Shortly before passing tax reform into law, Republicans announced plans to go after “entitlement spending” in 2018 to reduce the federal debt. Passage of the tax bill is estimated to increase the federal deficit by $1.5 trillion over the next ten years, primarily through tax cuts that give the biggest benefit to corporations and the wealthiest families. Now House GOP Members say they plan to write the fiscal year 2019 budget blueprint to call for cutting spending on Medicare, Medicaid and Social Security.
Medicare and Medicaid will likely be the biggest target for immediate cuts. Republicans have called for increasing the Medicare eligibility age from 65 to 67. In addition, they support a plan to transform Medicare into a “premium support” system that would provide beneficiaries with a fixed subsidy or voucher to purchase their health coverage from private insurers on a government exchange. While supporters of premium support say that the change would bring down costs through competition, the Congressional Budget Office has said in the past that such a proposal would shift a greater portion of costs from the government to Medicare beneficiaries over time.
Congress spent the first nine months of 2017 unsuccessfully attempting to cut Medicare and Medicaid, as part of efforts to repeal and replace the Affordable Care Act. The legislation considered in both the House and the Senate attempted to eliminate two sources of Medicare funding from taxes paid by high-income earners and the wealthiest families. In addition, both bills attempted a far-reaching overhaul of Medicaid that would have cut the program by more than $834 billion over ten years.
TSCL remains highly concerned that bigger deficits created by tax reform would make continued attempts to cut entitlements much more likely.

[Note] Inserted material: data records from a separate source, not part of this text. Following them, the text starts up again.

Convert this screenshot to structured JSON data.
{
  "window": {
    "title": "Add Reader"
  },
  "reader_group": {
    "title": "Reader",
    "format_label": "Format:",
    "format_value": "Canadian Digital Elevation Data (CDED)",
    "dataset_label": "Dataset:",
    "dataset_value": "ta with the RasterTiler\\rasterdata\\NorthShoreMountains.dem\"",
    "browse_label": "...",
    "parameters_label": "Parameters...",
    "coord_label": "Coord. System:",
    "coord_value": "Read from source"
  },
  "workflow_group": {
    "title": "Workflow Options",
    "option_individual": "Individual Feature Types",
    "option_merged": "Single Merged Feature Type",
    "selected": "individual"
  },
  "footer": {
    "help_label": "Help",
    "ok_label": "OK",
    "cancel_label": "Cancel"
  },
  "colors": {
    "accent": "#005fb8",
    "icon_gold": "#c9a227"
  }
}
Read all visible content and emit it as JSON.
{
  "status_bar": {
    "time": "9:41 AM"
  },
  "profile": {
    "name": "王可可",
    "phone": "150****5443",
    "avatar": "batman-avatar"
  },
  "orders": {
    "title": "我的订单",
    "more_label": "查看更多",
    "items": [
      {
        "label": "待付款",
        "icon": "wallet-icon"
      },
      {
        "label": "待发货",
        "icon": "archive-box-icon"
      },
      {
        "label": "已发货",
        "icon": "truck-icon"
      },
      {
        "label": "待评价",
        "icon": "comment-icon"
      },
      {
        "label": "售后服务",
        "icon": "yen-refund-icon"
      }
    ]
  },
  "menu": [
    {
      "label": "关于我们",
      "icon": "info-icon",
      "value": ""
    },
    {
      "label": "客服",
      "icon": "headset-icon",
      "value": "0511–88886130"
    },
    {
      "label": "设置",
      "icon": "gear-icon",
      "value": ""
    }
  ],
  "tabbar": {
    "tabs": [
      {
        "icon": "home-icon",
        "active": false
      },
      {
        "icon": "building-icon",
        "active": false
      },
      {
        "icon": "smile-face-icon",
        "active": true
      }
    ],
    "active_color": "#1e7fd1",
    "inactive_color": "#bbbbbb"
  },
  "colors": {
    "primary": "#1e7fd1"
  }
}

TSCL’s surveys indicate there’s little support from the public for cutting benefits.
Sources: “Column: U.S. Republicans Sharpen Knives For Retirement Program Cuts,” Mark Miller, Reuters, December 7, 2017. “Entitlements Targeted By House Republicans After Tax Overhaul,” Jack Fitzpatrick, Bloomberg Government, December 15, 2017.